If you’re missing several teeth, multiple tooth dental implants can replace them as well as some of their roots.

What are the advantages of implant-supported bridges over fixed bridges or removable partial dentures?

Multiple tooth implants provide several advantages over fixed bridges and removable partial dentures. In addition to looking and functioning like natural teeth, multiple tooth dental implants replace teeth without support from adjacent natural teeth. Other common treatments for the loss of several teeth, such as fixed bridges or removable partial dentures, are dependent on support from adjacent teeth.

Another big advantage is that multiple tooth dental implants don’t require the time-consuming maintenance associated with removable partial dentures, which should be removed and cleaned after eating and soaked overnight. Instead, multiple tooth dental implants need only be cared for with the same daily brushing and flossing routines that are recommended for natural teeth.
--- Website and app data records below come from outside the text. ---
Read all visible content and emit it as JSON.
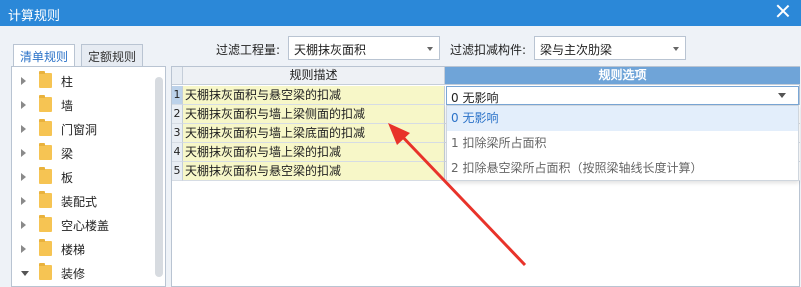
{
  "window": {
    "title": "计算规则"
  },
  "tabs": [
    {
      "label": "清单规则",
      "active": true
    },
    {
      "label": "定额规则",
      "active": false
    }
  ],
  "filters": {
    "quantity_label": "过滤工程量:",
    "quantity_value": "天棚抹灰面积",
    "deduct_label": "过滤扣减构件:",
    "deduct_value": "梁与主次肋梁"
  },
  "tree": {
    "items": [
      {
        "label": "柱",
        "expanded": false
      },
      {
        "label": "墙",
        "expanded": false
      },
      {
        "label": "门窗洞",
        "expanded": false
      },
      {
        "label": "梁",
        "expanded": false
      },
      {
        "label": "板",
        "expanded": false
      },
      {
        "label": "装配式",
        "expanded": false
      },
      {
        "label": "空心楼盖",
        "expanded": false
      },
      {
        "label": "楼梯",
        "expanded": false
      },
      {
        "label": "装修",
        "expanded": true
      }
    ]
  },
  "grid": {
    "columns": {
      "description": "规则描述",
      "option": "规则选项"
    },
    "rows": [
      {
        "num": "1",
        "description": "天棚抹灰面积与悬空梁的扣减",
        "option": "0  无影响"
      },
      {
        "num": "2",
        "description": "天棚抹灰面积与墙上梁侧面的扣减",
        "option": ""
      },
      {
        "num": "3",
        "description": "天棚抹灰面积与墙上梁底面的扣减",
        "option": ""
      },
      {
        "num": "4",
        "description": "天棚抹灰面积与墙上梁的扣减",
        "option": ""
      },
      {
        "num": "5",
        "description": "天棚抹灰面积与悬空梁的扣减",
        "option": ""
      }
    ],
    "selected_row": 1
  },
  "dropdown": {
    "options": [
      {
        "label": "0  无影响",
        "active": true
      },
      {
        "label": "1 扣除梁所占面积",
        "active": false
      },
      {
        "label": "2 扣除悬空梁所占面积（按照梁轴线长度计算）",
        "active": false
      }
    ]
  },
  "colors": {
    "titlebar": "#2b88d8",
    "option_header": "#6fa4d8",
    "description_cell": "#f7f7c8",
    "annotation_arrow": "#e8332a"
  },
  "icons": {
    "close": "close-icon",
    "folder": "folder-icon",
    "caret": "chevron-down-icon"
  }
}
In addition, because multiple tooth dental implants will replace some of your tooth roots, your bone will be better preserved. Dental implants integrate with your jawbone, helping to keep the bone healthy and your natural smile intact. In contrast, with a fixed bridge or removable partial denture:
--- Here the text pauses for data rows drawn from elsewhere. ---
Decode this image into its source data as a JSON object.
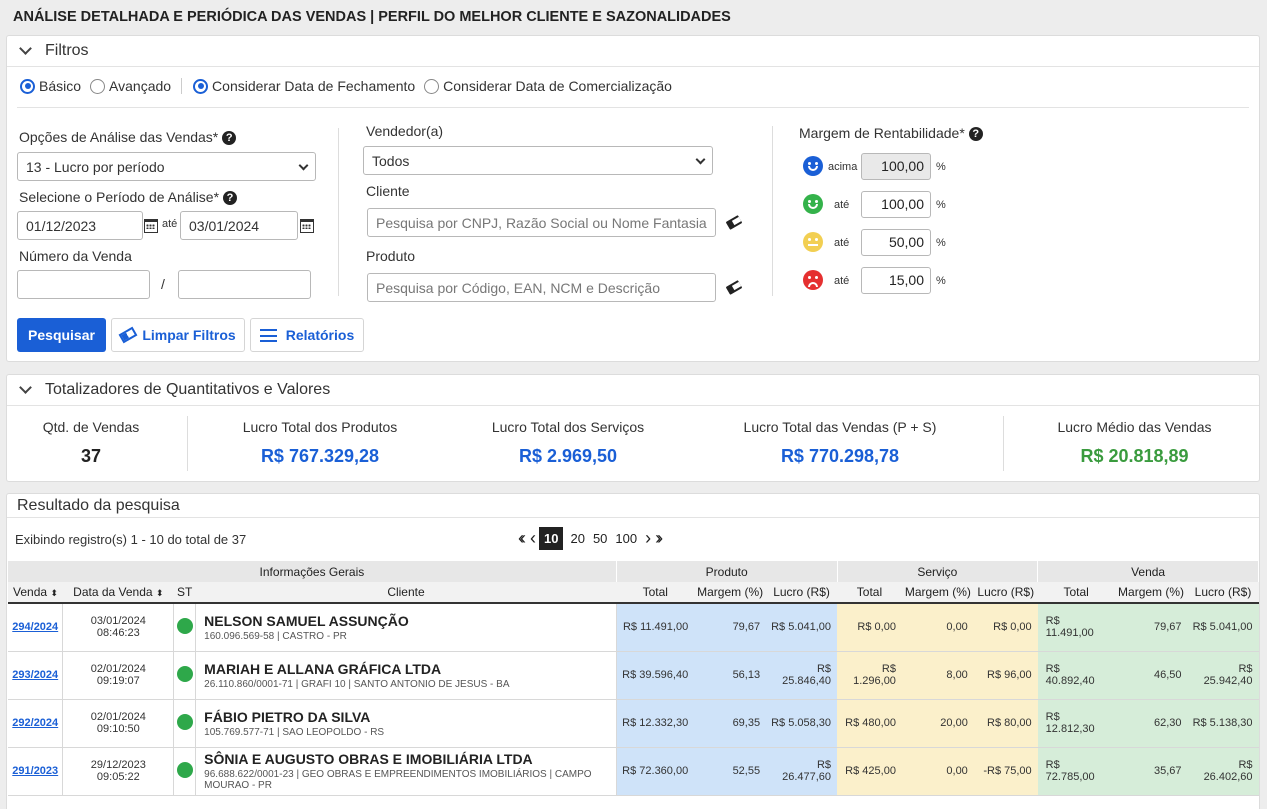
{
  "page_title": "ANÁLISE DETALHADA E PERIÓDICA DAS VENDAS | PERFIL DO MELHOR CLIENTE E SAZONALIDADES",
  "filters": {
    "title": "Filtros",
    "mode_basic": "Básico",
    "mode_advanced": "Avançado",
    "date_closing": "Considerar Data de Fechamento",
    "date_trading": "Considerar Data de Comercialização",
    "analysis_label": "Opções de Análise das Vendas*",
    "analysis_value": "13 - Lucro por período",
    "period_label": "Selecione o Período de Análise*",
    "date_from": "01/12/2023",
    "ate": "até",
    "date_to": "03/01/2024",
    "sale_number_label": "Número da Venda",
    "sale_from": "",
    "slash": "/",
    "sale_to": "",
    "seller_label": "Vendedor(a)",
    "seller_value": "Todos",
    "client_label": "Cliente",
    "client_placeholder": "Pesquisa por CNPJ, Razão Social ou Nome Fantasia",
    "product_label": "Produto",
    "product_placeholder": "Pesquisa por Código, EAN, NCM e Descrição",
    "margin_label": "Margem de Rentabilidade*",
    "margins": [
      {
        "label": "acima",
        "value": "100,00",
        "unit": "%"
      },
      {
        "label": "até",
        "value": "100,00",
        "unit": "%"
      },
      {
        "label": "até",
        "value": "50,00",
        "unit": "%"
      },
      {
        "label": "até",
        "value": "15,00",
        "unit": "%"
      }
    ],
    "btn_search": "Pesquisar",
    "btn_clear": "Limpar Filtros",
    "btn_reports": "Relatórios"
  },
  "totals": {
    "title": "Totalizadores de Quantitativos e Valores",
    "qty_label": "Qtd. de Vendas",
    "qty_value": "37",
    "prod_label": "Lucro Total dos Produtos",
    "prod_value": "R$ 767.329,28",
    "serv_label": "Lucro Total dos Serviços",
    "serv_value": "R$ 2.969,50",
    "sales_label": "Lucro Total das Vendas (P + S)",
    "sales_value": "R$ 770.298,78",
    "avg_label": "Lucro Médio das Vendas",
    "avg_value": "R$ 20.818,89"
  },
  "results": {
    "title": "Resultado da pesquisa",
    "showing": "Exibindo registro(s) 1 - 10 do total de 37",
    "page_sizes": [
      "10",
      "20",
      "50",
      "100"
    ],
    "groups": [
      "Informações Gerais",
      "Produto",
      "Serviço",
      "Venda"
    ],
    "columns": [
      "Venda",
      "Data da Venda",
      "ST",
      "Cliente",
      "Total",
      "Margem (%)",
      "Lucro (R$)",
      "Total",
      "Margem (%)",
      "Lucro (R$)",
      "Total",
      "Margem (%)",
      "Lucro (R$)"
    ],
    "rows": [
      {
        "venda": "294/2024",
        "date": "03/01/2024",
        "time": "08:46:23",
        "client": "NELSON SAMUEL ASSUNÇÃO",
        "sub": "160.096.569-58 | CASTRO - PR",
        "p_total": "R$ 11.491,00",
        "p_margin": "79,67",
        "p_profit": "R$ 5.041,00",
        "s_total": "R$ 0,00",
        "s_margin": "0,00",
        "s_profit": "R$ 0,00",
        "v_total": "R$ 11.491,00",
        "v_margin": "79,67",
        "v_profit": "R$ 5.041,00"
      },
      {
        "venda": "293/2024",
        "date": "02/01/2024",
        "time": "09:19:07",
        "client": "MARIAH E ALLANA GRÁFICA LTDA",
        "sub": "26.110.860/0001-71 | GRAFI 10 | SANTO ANTONIO DE JESUS - BA",
        "p_total": "R$ 39.596,40",
        "p_margin": "56,13",
        "p_profit": "R$ 25.846,40",
        "s_total": "R$ 1.296,00",
        "s_margin": "8,00",
        "s_profit": "R$ 96,00",
        "v_total": "R$ 40.892,40",
        "v_margin": "46,50",
        "v_profit": "R$ 25.942,40"
      },
      {
        "venda": "292/2024",
        "date": "02/01/2024",
        "time": "09:10:50",
        "client": "FÁBIO PIETRO DA SILVA",
        "sub": "105.769.577-71 | SAO LEOPOLDO - RS",
        "p_total": "R$ 12.332,30",
        "p_margin": "69,35",
        "p_profit": "R$ 5.058,30",
        "s_total": "R$ 480,00",
        "s_margin": "20,00",
        "s_profit": "R$ 80,00",
        "v_total": "R$ 12.812,30",
        "v_margin": "62,30",
        "v_profit": "R$ 5.138,30"
      },
      {
        "venda": "291/2023",
        "date": "29/12/2023",
        "time": "09:05:22",
        "client": "SÔNIA E AUGUSTO OBRAS E IMOBILIÁRIA LTDA",
        "sub": "96.688.622/0001-23 | GEO OBRAS E EMPREENDIMENTOS IMOBILIÁRIOS | CAMPO MOURAO - PR",
        "p_total": "R$ 72.360,00",
        "p_margin": "52,55",
        "p_profit": "R$ 26.477,60",
        "s_total": "R$ 425,00",
        "s_margin": "0,00",
        "s_profit": "-R$ 75,00",
        "v_total": "R$ 72.785,00",
        "v_margin": "35,67",
        "v_profit": "R$ 26.402,60"
      }
    ]
  },
  "colors": {
    "primary": "#1a5fd6",
    "product_bg": "#cfe3f9",
    "service_bg": "#fbf0cb",
    "sale_bg": "#d6edd9",
    "status_ok": "#2ea84a",
    "profit_green": "#3a9b3e"
  }
}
  • The bone that previously surrounded the tooth root may begin to deteriorate. This can lead to recession of the jawbone and a collapsed, unattractive smile.
  • Gums and bone can recede around a fixed bridge or removable partial denture and leave a visible defect.
  • The cement holding bridges in place can wash out, allowing bacteria to decay teeth that anchor the bridge.
  • Removable partial dentures can move around in the mouth and reduce your ability to eat certain foods.
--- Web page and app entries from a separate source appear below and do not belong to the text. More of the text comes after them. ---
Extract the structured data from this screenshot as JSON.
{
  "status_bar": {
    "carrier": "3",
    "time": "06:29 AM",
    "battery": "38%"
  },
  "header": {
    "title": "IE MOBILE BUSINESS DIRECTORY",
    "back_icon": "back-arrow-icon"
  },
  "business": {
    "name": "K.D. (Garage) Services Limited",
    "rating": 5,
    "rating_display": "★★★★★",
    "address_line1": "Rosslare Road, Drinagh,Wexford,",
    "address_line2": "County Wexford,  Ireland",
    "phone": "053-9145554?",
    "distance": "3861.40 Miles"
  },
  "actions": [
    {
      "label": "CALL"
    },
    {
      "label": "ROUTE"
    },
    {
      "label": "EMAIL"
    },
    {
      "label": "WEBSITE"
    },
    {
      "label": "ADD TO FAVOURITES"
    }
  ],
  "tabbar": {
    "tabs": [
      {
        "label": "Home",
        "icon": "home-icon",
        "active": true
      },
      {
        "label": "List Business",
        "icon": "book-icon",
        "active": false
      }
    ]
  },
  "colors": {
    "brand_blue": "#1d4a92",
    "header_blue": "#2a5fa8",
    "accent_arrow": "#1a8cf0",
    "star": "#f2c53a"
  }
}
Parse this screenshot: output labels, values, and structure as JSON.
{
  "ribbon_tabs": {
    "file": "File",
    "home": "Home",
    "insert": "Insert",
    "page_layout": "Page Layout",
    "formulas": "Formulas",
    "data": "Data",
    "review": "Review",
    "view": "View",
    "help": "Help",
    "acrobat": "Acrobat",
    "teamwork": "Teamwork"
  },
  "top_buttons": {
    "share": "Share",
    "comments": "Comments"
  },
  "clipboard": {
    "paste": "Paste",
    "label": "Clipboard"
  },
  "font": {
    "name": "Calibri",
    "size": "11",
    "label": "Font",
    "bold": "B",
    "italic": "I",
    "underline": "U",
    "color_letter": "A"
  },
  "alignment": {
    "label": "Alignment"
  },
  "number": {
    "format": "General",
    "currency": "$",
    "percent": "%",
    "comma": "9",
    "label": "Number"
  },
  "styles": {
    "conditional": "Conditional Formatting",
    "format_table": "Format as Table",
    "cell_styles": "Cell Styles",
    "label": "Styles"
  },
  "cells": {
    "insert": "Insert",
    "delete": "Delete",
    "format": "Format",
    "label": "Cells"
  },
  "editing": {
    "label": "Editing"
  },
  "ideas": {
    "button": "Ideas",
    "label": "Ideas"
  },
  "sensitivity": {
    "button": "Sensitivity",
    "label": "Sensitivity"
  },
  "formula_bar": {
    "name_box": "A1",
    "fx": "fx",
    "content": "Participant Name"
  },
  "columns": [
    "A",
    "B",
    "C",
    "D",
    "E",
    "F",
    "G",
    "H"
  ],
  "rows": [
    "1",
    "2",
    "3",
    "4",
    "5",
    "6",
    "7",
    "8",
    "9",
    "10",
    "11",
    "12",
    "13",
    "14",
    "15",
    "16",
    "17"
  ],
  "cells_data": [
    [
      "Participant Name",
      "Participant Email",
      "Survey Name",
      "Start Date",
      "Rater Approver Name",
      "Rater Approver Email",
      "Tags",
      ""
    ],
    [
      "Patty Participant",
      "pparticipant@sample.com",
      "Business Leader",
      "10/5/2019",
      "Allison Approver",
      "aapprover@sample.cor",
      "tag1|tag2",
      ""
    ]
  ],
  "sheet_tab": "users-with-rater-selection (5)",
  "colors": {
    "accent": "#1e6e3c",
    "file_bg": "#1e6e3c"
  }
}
In short, multiple tooth dental implants are more natural-looking, functional, decay-resistant and comfortable than a fixed bridge or removable partial denture.

How will the implants be placed?

There are three components to an implant-supported bridge:

  • The implants, which look like screws or cylinders and are placed into your jaw.
  • The prosthetic (artificial) teeth, which look and function like healthy, natural teeth.
  • The abutments that are inserted into the implants and allow the new teeth to connect to the implants.

The first step of the procedure is usually to use a scalpel to create and peel back two gum flaps to expose the underlying jawbone. (In some cases it may be possible to access the jawbone through a small circular incision rather than by raising tissue flaps.) A hole will then be drilled into the jawbone to make room for the implant, and the implant will be inserted. This process will be repeated for all of the implants. It may be possible for temporary teeth to be worn over the implant sites. If not, a temporary healing cap will be screwed into the top of each implant to seal off the implant’s interior from the surrounding oral environment. The two flaps of gum tissue will then be trimmed, shaped and repositioned back over the jawbone and around the implant’s healing cap. A few sutures will be placed to hold the gum tissue in place; the sutures will be removed in seven to ten days.

During the following two to six months, the implants and the bone will be allowed to bond together to form anchors for your new teeth. It will then be time to uncover the implants, remove the temporary healing caps (or the temporary teeth) and attach the abutments. Your gums will be allowed to heal for a couple of weeks following this procedure.

Finally, the bridge created to replicate your natural teeth will be attached to the abutments. After a short time, you will experience restored confidence in your smile and your ability to chew and speak normally.